# WHAT IS REQUIRED:
All lines that hold the string "state" should be copied. Find them in the listing below.
[Start of Attachment]
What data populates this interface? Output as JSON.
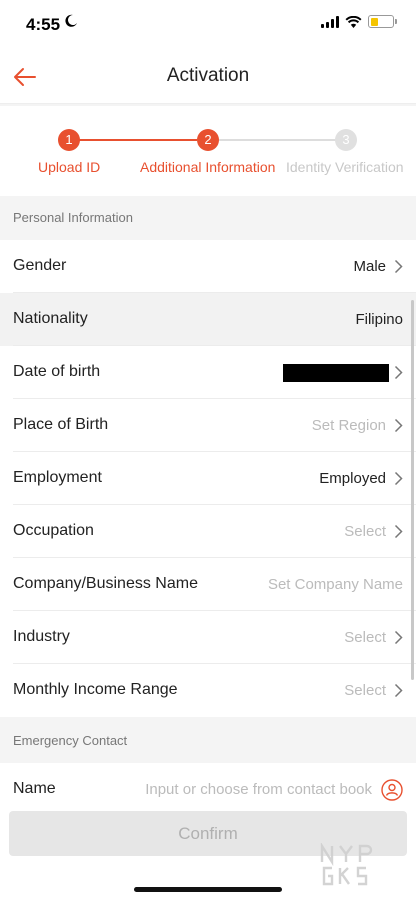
{
  "status_bar": {
    "time": "4:55",
    "battery_color": "#f5c400",
    "icons": [
      "moon-icon",
      "signal-icon",
      "wifi-icon",
      "battery-icon"
    ]
  },
  "header": {
    "title": "Activation",
    "back_icon": "arrow-left-icon"
  },
  "colors": {
    "accent": "#e8502f",
    "inactive": "#cccccc"
  },
  "stepper": {
    "steps": [
      {
        "number": "1",
        "label": "Upload ID",
        "state": "done"
      },
      {
        "number": "2",
        "label": "Additional Information",
        "state": "current"
      },
      {
        "number": "3",
        "label": "Identity Verification",
        "state": "pending"
      }
    ]
  },
  "sections": {
    "personal": "Personal Information",
    "emergency": "Emergency Contact"
  },
  "fields": [
    {
      "label": "Gender",
      "value": "Male",
      "placeholder": false
    },
    {
      "label": "Nationality",
      "value": "Filipino",
      "placeholder": false
    },
    {
      "label": "Date of birth",
      "value": "",
      "placeholder": false
    },
    {
      "label": "Place of Birth",
      "value": "Set Region",
      "placeholder": true
    },
    {
      "label": "Employment",
      "value": "Employed",
      "placeholder": false
    },
    {
      "label": "Occupation",
      "value": "Select",
      "placeholder": true
    },
    {
      "label": "Company/Business Name",
      "value": "Set Company Name",
      "placeholder": true
    },
    {
      "label": "Industry",
      "value": "Select",
      "placeholder": true
    },
    {
      "label": "Monthly Income Range",
      "value": "Select",
      "placeholder": true
    }
  ],
  "emergency": {
    "name_label": "Name",
    "name_placeholder": "Input or choose from contact book",
    "contact_icon": "contact-book-icon"
  },
  "confirm_label": "Confirm",
  "watermark": "NYP GKS"
}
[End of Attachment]
# FINISHED TASK:
        "state": "done"
        "state": "current"
        "state": "pending"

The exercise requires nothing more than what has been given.